R.M. Hare. Freedom and Reason, Oxford University Press, 1963, pg 122.
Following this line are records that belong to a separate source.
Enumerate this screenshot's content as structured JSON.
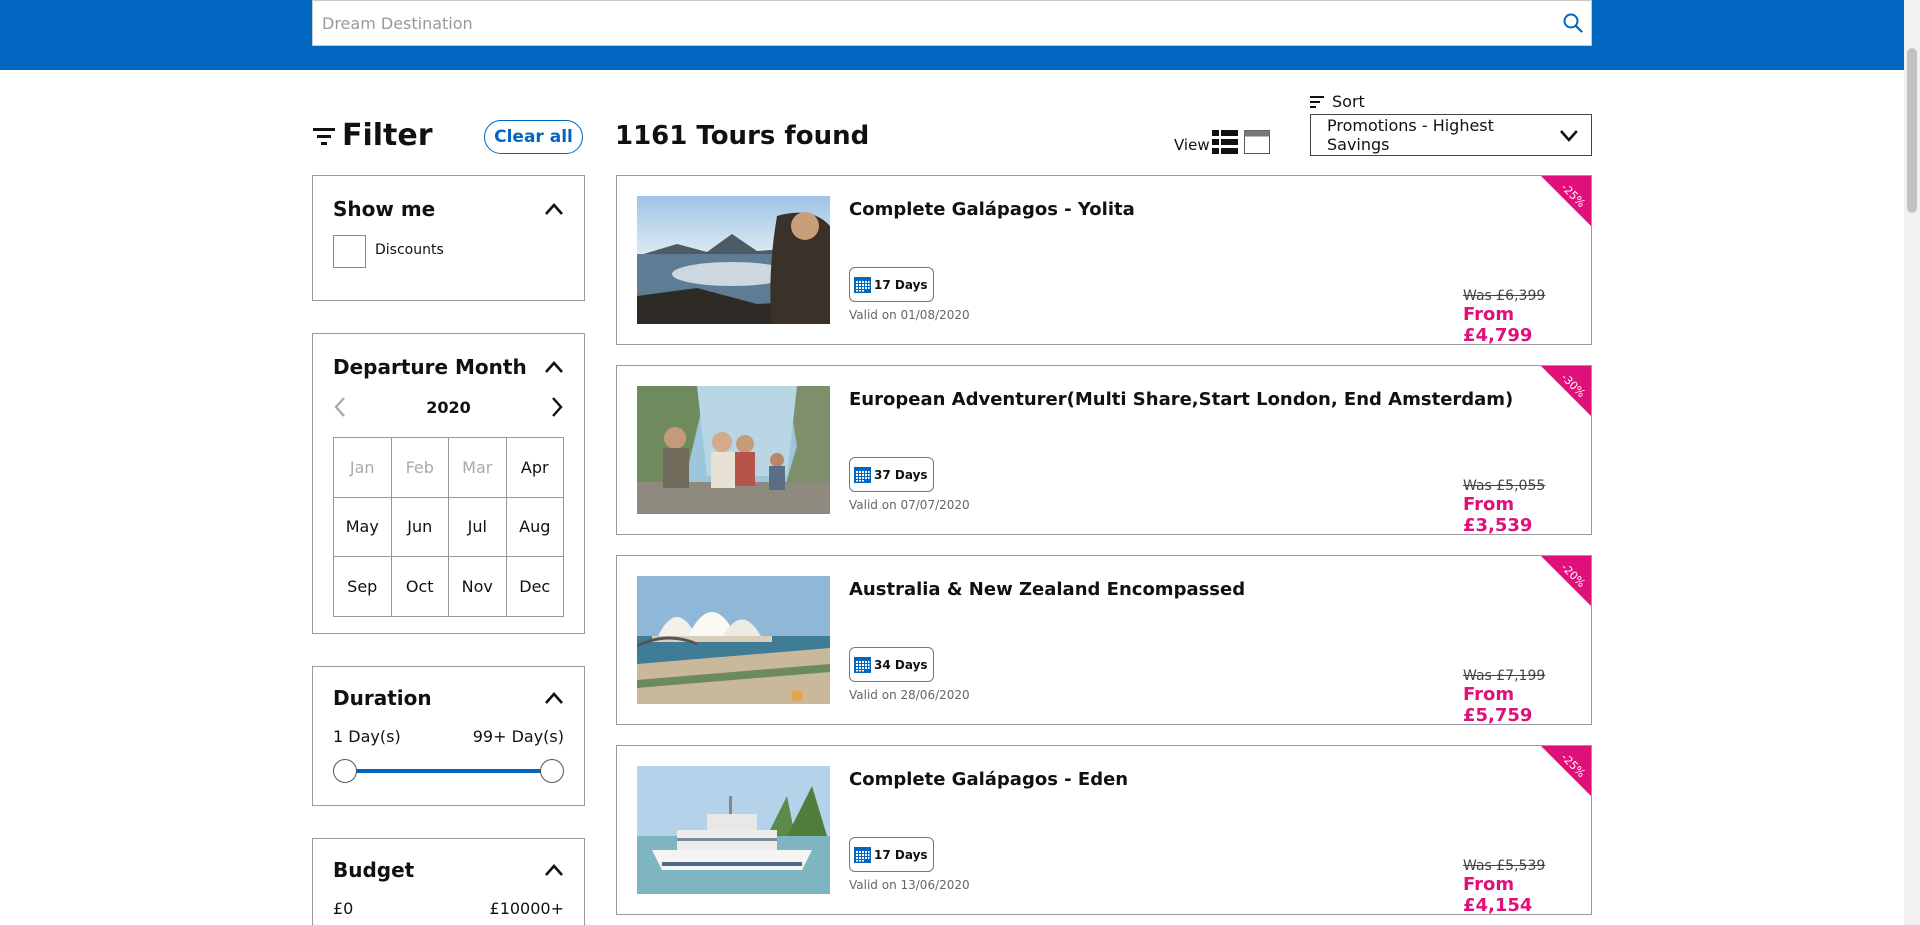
{
  "search": {
    "placeholder": "Dream Destination"
  },
  "filter": {
    "title": "Filter",
    "clear_all": "Clear all",
    "show_me": {
      "title": "Show me",
      "discounts_label": "Discounts"
    },
    "departure_month": {
      "title": "Departure Month",
      "year": "2020",
      "months": [
        {
          "label": "Jan",
          "enabled": false
        },
        {
          "label": "Feb",
          "enabled": false
        },
        {
          "label": "Mar",
          "enabled": false
        },
        {
          "label": "Apr",
          "enabled": true
        },
        {
          "label": "May",
          "enabled": true
        },
        {
          "label": "Jun",
          "enabled": true
        },
        {
          "label": "Jul",
          "enabled": true
        },
        {
          "label": "Aug",
          "enabled": true
        },
        {
          "label": "Sep",
          "enabled": true
        },
        {
          "label": "Oct",
          "enabled": true
        },
        {
          "label": "Nov",
          "enabled": true
        },
        {
          "label": "Dec",
          "enabled": true
        }
      ]
    },
    "duration": {
      "title": "Duration",
      "min_label": "1 Day(s)",
      "max_label": "99+ Day(s)"
    },
    "budget": {
      "title": "Budget",
      "min_label": "£0",
      "max_label": "£10000+"
    }
  },
  "results": {
    "count_text": "1161 Tours found",
    "view_label": "View",
    "sort_label": "Sort",
    "sort_value": "Promotions - Highest Savings",
    "tours": [
      {
        "title": "Complete Galápagos - Yolita",
        "days": "17 Days",
        "valid": "Valid on 01/08/2020",
        "was": "Was £6,399",
        "price": "From £4,799",
        "discount": "-25%"
      },
      {
        "title": "European Adventurer(Multi Share,Start London, End Amsterdam)",
        "days": "37 Days",
        "valid": "Valid on 07/07/2020",
        "was": "Was £5,055",
        "price": "From £3,539",
        "discount": "-30%"
      },
      {
        "title": "Australia & New Zealand Encompassed",
        "days": "34 Days",
        "valid": "Valid on 28/06/2020",
        "was": "Was £7,199",
        "price": "From £5,759",
        "discount": "-20%"
      },
      {
        "title": "Complete Galápagos - Eden",
        "days": "17 Days",
        "valid": "Valid on 13/06/2020",
        "was": "Was £5,539",
        "price": "From £4,154",
        "discount": "-25%"
      }
    ]
  },
  "colors": {
    "brand_blue": "#0066bf",
    "accent_pink": "#e0107a"
  }
}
I mention these problems, not because I think that I can at present solve them, but simply in order that the reader may not think that I am unaware of them, or of other similar ones. I am concerned, not to develop a utilitarian theory, but simply to establish a point of contact between utilitarianism and the account of the nature of moral argument which I have been suggesting. Though unable, because of the difficulties interior to utilitarian theory, to state clearly and exactly what kind of utilitarianism if any will emerge, if the method of argument which I have outlined is developed to cover multilateral situations, I wish merely to point out that the logical character of moral language, as I have claimed it to be, is the formal foundation of such a theory. It is in the endeavour to find lines of conduct which we can prescribe universally in a given situation that we find ourselves bound to give equal weight to the desires of all parties (the foundation of distributive justice); and this, in turn, leads to such views as that we should seek to maximize satisfactions. For if my action is going to affect the interests of a number of people, and I ask myself what course of action I can prescribe universally for people in just this situation, then what I shall have to do, in order to answer this question, is to put myself imaginatively in the place of the other parties (or, if they are many, of a representative sample of them) and ask the same sort of questions as we made the creditor ask when he had imagined himself in the situation of his debtor. And the considerations that weigh with me in this inquiry can only be, how much (as I imagine myself in the place of each man in turn) do I want to have this, or to avoid that? But when I have been the round of all the affected parties, and come back, in my own person, to make an impartial moral judgment giving equal weight to the interests of all parties, what can I possibly do except advocate that course of action which will, taken all in all, least frustrate the desires which I have imagined myself having? But this (it is plausible to go on) is to maximize satisfactions.